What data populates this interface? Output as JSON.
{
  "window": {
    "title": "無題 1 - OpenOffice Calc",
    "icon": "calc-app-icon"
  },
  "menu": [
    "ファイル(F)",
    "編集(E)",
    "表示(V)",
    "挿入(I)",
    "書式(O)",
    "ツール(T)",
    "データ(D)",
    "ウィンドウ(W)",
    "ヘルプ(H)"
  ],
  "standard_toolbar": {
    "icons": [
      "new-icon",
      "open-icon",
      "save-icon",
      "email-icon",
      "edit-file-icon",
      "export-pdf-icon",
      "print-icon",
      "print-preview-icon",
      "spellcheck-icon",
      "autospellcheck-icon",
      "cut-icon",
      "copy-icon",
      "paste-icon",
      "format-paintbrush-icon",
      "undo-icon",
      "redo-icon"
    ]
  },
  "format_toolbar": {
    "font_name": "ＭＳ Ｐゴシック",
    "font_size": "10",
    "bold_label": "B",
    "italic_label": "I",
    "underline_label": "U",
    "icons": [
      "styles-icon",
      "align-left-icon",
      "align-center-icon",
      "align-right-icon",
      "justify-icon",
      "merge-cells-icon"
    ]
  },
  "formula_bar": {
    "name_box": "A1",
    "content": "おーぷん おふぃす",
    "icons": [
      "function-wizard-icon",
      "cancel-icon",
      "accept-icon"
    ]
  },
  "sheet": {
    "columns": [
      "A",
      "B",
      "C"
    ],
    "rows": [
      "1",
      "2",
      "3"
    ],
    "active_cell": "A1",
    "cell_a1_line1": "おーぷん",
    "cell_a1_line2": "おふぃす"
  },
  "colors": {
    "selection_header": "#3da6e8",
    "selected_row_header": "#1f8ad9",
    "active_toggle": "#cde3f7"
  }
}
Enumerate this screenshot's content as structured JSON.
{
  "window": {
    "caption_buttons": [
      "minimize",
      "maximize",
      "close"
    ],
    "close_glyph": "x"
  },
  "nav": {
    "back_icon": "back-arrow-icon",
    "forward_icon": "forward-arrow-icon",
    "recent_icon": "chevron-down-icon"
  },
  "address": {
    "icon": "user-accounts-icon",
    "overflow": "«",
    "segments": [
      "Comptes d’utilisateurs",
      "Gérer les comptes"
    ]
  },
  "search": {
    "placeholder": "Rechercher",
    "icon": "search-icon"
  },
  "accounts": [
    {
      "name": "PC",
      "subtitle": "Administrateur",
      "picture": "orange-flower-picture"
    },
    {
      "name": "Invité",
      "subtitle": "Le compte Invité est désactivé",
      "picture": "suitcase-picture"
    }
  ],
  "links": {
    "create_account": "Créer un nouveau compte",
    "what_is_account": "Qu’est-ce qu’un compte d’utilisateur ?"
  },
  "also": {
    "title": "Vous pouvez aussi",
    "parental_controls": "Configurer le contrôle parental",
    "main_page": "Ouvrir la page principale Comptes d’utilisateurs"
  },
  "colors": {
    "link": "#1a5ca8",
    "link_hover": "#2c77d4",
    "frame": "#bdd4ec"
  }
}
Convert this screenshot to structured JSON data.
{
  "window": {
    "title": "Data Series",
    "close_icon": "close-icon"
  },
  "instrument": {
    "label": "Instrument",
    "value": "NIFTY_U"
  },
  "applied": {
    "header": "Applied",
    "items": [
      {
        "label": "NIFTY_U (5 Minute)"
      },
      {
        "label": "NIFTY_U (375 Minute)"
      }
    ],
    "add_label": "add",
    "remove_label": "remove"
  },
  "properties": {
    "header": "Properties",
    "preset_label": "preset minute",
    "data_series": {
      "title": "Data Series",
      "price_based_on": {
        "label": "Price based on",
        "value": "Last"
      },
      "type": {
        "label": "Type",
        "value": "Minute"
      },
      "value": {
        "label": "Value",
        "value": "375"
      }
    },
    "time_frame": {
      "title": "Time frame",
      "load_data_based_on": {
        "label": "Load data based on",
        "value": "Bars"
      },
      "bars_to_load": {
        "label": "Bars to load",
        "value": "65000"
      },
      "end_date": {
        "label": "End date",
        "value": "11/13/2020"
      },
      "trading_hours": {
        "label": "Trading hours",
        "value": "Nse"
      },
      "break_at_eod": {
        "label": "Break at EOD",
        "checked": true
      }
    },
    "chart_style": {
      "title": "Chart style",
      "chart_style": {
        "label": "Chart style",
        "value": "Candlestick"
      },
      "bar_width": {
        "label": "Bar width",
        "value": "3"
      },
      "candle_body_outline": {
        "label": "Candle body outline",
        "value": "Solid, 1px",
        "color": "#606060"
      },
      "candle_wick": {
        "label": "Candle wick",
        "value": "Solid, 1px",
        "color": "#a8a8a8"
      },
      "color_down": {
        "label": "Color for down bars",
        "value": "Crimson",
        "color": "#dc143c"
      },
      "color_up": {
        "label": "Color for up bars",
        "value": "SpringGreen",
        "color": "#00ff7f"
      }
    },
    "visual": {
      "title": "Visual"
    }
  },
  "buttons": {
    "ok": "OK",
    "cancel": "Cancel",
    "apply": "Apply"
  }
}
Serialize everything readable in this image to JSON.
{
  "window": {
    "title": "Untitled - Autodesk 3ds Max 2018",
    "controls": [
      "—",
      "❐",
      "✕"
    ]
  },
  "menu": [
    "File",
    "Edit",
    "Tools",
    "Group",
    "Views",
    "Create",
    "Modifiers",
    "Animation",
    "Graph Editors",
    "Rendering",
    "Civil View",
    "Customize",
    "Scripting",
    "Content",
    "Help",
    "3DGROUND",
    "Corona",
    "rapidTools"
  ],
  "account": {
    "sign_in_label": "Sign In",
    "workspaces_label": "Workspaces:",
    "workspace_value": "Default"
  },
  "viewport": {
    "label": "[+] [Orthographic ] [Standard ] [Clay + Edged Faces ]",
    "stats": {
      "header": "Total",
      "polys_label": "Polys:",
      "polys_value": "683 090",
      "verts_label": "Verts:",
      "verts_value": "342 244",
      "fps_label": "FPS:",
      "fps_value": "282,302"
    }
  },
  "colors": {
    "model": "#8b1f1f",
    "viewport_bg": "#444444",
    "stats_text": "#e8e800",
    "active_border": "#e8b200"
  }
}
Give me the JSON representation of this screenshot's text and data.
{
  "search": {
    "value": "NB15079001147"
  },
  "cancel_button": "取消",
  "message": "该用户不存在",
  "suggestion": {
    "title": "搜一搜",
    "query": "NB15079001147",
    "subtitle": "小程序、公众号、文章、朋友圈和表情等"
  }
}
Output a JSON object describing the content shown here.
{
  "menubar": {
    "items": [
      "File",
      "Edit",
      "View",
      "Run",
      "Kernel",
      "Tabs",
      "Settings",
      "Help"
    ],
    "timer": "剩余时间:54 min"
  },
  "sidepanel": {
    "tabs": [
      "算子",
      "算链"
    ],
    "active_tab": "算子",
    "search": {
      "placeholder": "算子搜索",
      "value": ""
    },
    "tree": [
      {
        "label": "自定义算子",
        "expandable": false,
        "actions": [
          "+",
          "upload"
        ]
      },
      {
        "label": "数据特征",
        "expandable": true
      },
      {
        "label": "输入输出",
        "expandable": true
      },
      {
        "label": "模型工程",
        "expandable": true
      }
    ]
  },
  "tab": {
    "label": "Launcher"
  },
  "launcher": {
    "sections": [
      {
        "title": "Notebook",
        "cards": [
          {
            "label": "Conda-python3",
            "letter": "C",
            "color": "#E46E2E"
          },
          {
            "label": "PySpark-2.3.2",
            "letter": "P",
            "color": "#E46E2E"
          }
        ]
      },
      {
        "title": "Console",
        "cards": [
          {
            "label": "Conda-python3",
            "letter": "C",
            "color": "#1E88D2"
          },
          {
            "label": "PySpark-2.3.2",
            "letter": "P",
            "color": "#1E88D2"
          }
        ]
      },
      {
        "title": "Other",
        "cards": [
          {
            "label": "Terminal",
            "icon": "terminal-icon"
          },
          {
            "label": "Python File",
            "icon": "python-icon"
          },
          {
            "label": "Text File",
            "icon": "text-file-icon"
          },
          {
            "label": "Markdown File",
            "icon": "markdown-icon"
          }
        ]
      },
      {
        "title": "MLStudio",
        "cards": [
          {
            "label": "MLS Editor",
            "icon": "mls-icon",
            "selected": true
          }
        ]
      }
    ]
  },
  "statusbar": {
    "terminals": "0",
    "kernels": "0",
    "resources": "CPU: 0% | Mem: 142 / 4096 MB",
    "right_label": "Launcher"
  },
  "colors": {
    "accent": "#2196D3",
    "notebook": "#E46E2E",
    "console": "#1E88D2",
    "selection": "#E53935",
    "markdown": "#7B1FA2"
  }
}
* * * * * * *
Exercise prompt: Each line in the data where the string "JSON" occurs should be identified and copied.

Result for this task:
What data populates this interface? Output as JSON.
Enumerate this screenshot's content as structured JSON.
Convert this screenshot to structured JSON data.
Serialize everything readable in this image to JSON.
Give me the JSON representation of this screenshot's text and data.
Output a JSON object describing the content shown here.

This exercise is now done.